WHAT IS EXPECTED: Check the material that follows and say how many lines include the string "structured", giving the number alone.

DATA FOR ANALYSIS:
++++++++++++++++++++

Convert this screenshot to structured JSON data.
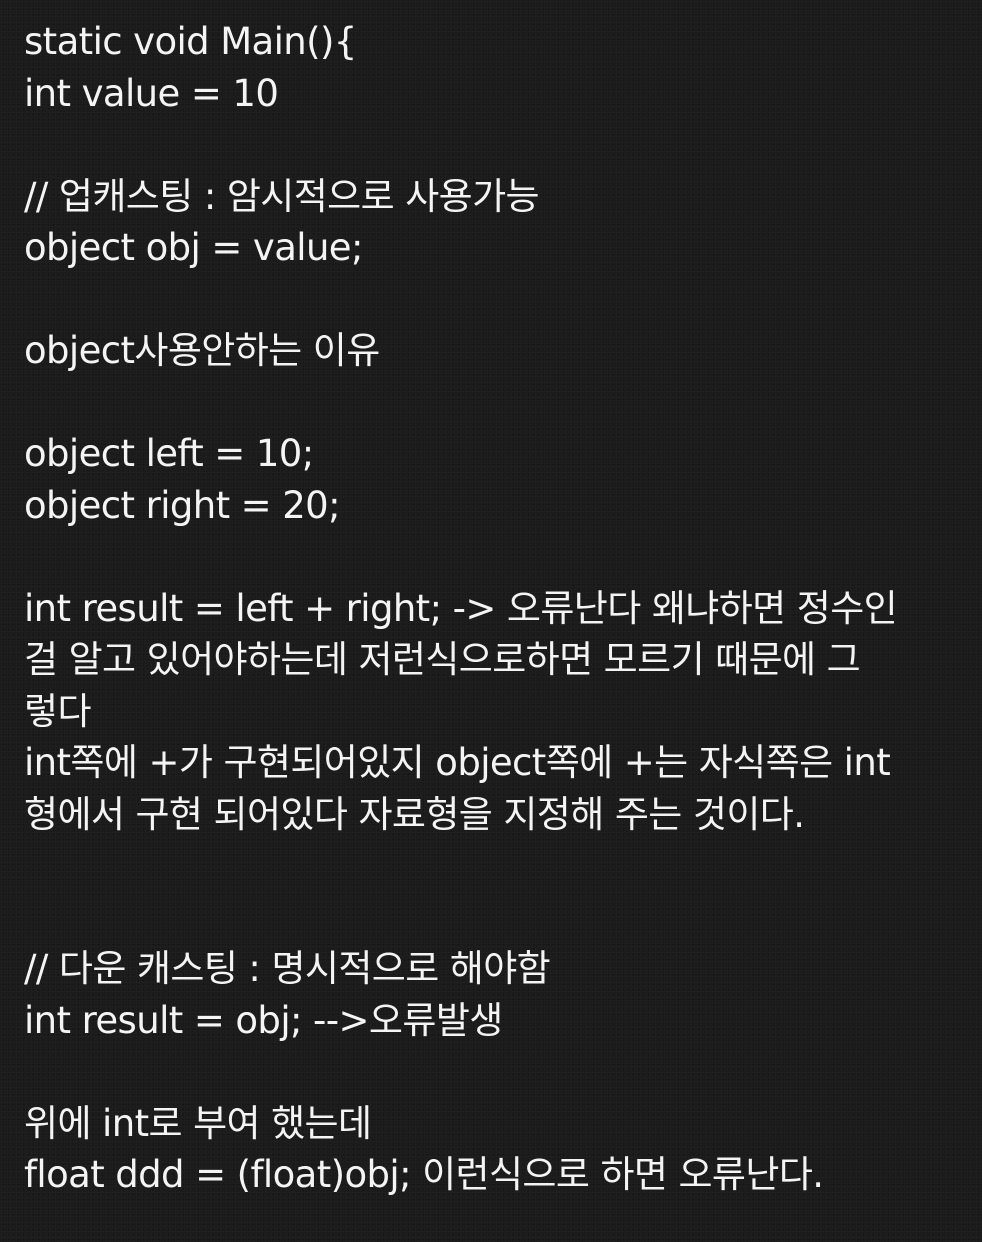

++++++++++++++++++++

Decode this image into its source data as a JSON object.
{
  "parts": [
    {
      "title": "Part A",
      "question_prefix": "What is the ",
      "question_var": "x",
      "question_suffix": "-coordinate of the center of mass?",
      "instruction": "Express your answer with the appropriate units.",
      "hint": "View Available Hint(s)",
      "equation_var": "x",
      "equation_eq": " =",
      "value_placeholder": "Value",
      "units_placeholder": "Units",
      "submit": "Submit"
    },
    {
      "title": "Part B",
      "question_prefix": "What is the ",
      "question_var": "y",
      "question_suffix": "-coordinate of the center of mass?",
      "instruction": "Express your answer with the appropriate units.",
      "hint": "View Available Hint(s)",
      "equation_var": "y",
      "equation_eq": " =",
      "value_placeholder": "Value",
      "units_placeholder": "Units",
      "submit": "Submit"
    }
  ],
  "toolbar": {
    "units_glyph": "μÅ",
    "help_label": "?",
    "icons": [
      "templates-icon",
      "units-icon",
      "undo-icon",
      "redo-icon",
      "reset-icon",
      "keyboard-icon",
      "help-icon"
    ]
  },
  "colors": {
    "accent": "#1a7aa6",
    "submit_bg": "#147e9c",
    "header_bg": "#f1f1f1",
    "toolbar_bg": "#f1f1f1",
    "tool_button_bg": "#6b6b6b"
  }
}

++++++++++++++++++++

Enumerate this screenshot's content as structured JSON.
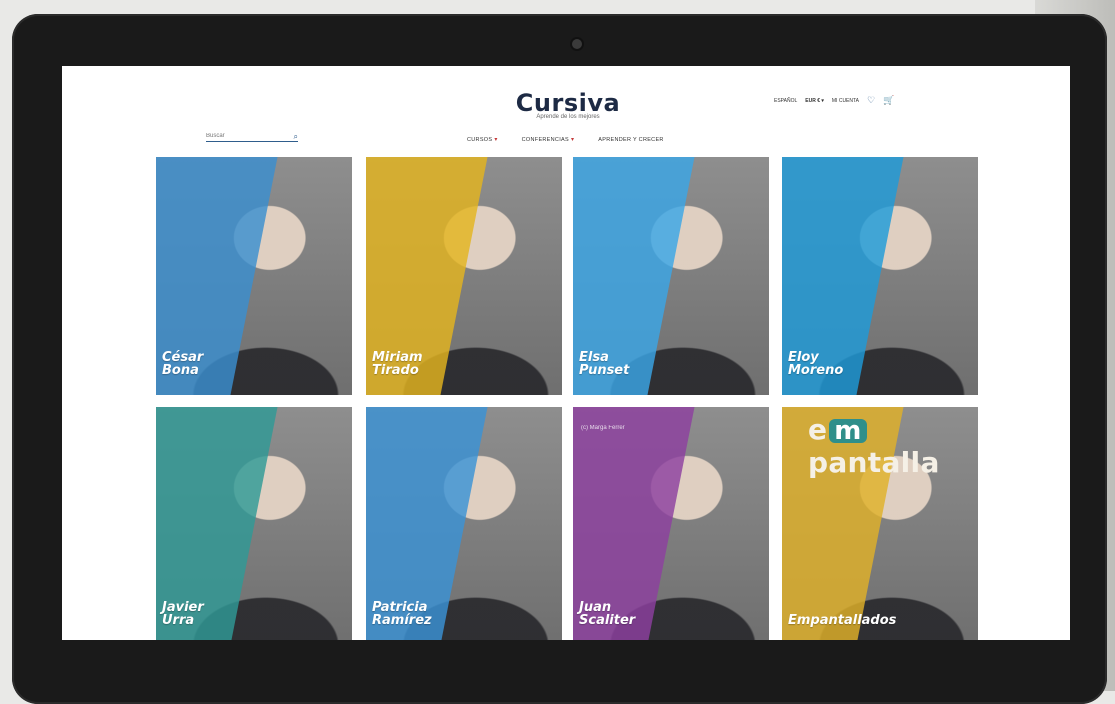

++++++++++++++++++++

ANSWER SECTION: 2